The typical Albatross weighs about 25 lbs. They have an aspect ratio 16 wing with an 11 foot span. They are estimated to have an L/D of 27. Since there are few static soaring opportunities over the ocean, the Albatross uses a technique called Dynamic Soaring (DS) to maintain flight. Dynamic soaring is a figure eight-like flight maneuver that takes advantage of horizontal wind gradients to maintain flight speed and altitude.
The albatross can travel over 1000 km per day without ever flapping their wings through the constant use of such maneuvers, while able to tack any direction with independence of wind direction The Albatross is also able to lock their shoulder joint to rest their muscles and even capable of sleeping while performing the DS flight maneuvers.
This UAV Concept has the same weight and size of the Albatross and would be propelled by the wind alone utilizing this same DS technique. Tip turbines on the wing tips extract power from the tip vortex to power the payload and recharge the batteries. When the wind dies the aircraft has the ability to safely land on the surface of the ocean. Solar cells will be used to keep the payload and other electronics running. The tip turbines can also be used as propellers to provide takeoff thrust and at other times to provide auxiliary propulsion to allow the aircraft to maneuver away from an obstacle.
Dynamic Soaring: How the Wandering Albatross Can Fly for Free
Wireless steerable vision for live insects and insect-scale robots
Vision serves as an essential sensory input for insects but consumes substantial energy resources. The cost to support sensitive photoreceptors has led many insects to develop high visual acuity in only small retinal regions and evolve to move their visual systems independent of their bodies through head motion.
By understanding the trade-offs made by insect vision systems in nature, we can design better vision systems for insect-scale robotics in a way that balances energy, computation, and mass. Here, we report a fully wireless, power-autonomous, mechanically steerable vision system that imitates head motion in a form factor small enough to mount on the back of a live beetle or a similarly sized terrestrial robot.
Our electronics and actuator weigh 248 milligrams and can steer the camera over 60° based on commands from a smartphone. The camera streams "first person" 160 pixels-by-120 pixels monochrome video at 1 to 5 frames per second (fps) to a Bluetooth radio from up to 120 meters away.
We mounted this vision system on two species of freely walking live beetles, demonstrating that triggering image capture using an onboard accelerometer achieves operational times of up to 6 hours with a 10-milliamp hour battery.

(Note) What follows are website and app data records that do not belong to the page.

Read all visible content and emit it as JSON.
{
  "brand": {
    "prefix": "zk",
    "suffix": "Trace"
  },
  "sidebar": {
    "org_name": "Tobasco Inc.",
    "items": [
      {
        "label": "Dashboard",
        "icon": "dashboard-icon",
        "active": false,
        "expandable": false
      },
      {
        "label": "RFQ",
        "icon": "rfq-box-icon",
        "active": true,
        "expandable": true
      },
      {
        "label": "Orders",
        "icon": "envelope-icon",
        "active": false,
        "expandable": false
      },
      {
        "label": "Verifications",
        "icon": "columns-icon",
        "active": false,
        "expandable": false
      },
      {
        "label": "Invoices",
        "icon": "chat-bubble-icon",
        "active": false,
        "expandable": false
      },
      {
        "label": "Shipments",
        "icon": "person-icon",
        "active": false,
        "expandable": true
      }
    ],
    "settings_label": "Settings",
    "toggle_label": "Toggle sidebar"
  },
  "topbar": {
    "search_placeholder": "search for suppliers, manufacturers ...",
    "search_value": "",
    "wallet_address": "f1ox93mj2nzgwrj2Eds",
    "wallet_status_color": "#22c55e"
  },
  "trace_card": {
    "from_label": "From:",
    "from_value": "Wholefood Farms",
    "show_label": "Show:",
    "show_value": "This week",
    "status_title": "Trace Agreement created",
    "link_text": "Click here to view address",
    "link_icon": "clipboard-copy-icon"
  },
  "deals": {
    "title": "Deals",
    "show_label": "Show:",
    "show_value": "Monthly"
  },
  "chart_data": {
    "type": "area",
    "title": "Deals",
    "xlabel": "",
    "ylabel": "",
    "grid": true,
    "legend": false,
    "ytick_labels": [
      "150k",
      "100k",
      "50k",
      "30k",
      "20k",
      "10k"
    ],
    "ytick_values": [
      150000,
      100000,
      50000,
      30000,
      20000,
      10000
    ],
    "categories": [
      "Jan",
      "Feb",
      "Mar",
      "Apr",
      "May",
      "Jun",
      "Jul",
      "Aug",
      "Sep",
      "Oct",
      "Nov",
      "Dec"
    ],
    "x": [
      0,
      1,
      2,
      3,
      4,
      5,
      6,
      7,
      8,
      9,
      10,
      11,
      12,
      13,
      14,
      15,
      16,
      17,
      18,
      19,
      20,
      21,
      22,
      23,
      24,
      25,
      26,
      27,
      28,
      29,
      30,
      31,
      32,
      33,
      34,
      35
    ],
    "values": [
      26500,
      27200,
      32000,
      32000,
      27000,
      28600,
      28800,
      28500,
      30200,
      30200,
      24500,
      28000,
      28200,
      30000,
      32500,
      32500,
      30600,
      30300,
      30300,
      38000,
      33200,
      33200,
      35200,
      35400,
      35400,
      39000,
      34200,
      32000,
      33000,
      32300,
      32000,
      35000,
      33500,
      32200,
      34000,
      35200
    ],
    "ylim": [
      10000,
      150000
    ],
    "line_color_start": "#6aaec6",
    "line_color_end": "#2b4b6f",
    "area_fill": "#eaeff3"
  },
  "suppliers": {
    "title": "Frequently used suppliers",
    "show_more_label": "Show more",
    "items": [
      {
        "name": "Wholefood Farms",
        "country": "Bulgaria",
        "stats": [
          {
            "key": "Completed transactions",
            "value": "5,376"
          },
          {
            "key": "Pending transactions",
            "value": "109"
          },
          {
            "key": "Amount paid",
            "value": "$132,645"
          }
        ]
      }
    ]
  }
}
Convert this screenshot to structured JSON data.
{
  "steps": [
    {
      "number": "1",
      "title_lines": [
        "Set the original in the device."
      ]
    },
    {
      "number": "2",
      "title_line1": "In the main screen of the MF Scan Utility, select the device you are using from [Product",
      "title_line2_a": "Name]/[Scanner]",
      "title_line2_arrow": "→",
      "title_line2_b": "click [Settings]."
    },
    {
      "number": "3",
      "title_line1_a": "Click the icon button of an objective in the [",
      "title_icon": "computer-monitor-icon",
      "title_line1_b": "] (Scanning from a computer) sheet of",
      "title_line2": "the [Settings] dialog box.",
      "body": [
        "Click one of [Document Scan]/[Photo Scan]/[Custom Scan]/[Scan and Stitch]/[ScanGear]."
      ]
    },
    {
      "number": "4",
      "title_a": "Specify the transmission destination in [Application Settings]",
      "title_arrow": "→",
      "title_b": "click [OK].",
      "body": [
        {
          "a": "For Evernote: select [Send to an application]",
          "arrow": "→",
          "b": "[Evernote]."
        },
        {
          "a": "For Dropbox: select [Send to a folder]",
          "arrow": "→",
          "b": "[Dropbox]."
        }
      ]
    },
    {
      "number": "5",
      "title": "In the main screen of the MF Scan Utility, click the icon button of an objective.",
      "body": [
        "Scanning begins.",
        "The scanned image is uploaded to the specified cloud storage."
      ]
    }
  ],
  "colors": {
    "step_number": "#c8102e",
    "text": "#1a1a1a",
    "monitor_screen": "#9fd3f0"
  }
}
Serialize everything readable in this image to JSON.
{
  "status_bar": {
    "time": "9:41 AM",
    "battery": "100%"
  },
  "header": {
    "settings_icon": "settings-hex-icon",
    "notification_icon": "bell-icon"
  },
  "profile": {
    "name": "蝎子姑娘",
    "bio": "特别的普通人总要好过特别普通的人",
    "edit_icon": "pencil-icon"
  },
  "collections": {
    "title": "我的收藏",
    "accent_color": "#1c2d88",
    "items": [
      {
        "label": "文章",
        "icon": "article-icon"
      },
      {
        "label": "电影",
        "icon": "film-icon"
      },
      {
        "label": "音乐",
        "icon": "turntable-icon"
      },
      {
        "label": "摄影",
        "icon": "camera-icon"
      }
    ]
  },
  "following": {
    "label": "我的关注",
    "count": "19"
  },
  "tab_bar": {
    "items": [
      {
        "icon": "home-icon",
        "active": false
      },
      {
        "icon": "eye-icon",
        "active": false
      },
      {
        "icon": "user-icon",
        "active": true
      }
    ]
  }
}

We also built a small, terrestrial robot (1.6 centimeters by 2 centimeters) that can move at up to 3.5 centimeters per second, support vision, and operate for 63 to 260 minutes.
Our results demonstrate that steerable vision can enable object tracking and wide-angle views for 26 to 84 times lower energy than moving the whole robot.
I am a final year PhD. student in Electrical and Computer Engineering at the University of Washington where I work in the Network and Mobile Systems Lab with Shyam Gollakota. I also work closely with Sawyer Fuller who runs the Autonomous Insect Robotics Lab. My research focuses on wireless technologies such as communication, power and localization for a variety of resource constrained platforms including low power sensors and insect scale robots. Recently I have been focused on developing bio-integrative systems such as cameras and sensors small enough to ride on the back of live insects like bumblebees and beetles. I am also a part of the Urban Innovation Initiative at Microsoft Research working on Project Eclipsea low-cost cloud connected air quality monitoring platform for cities.
Before coming to UW I did my Bachelors in Electrical Engineering and Computer Sciences at UC Berkeley where I worked on a chip scale flow cytometer with Bernhard Boser.
I will be applying for faculty positions this year. I expect to graduate in spring 2021.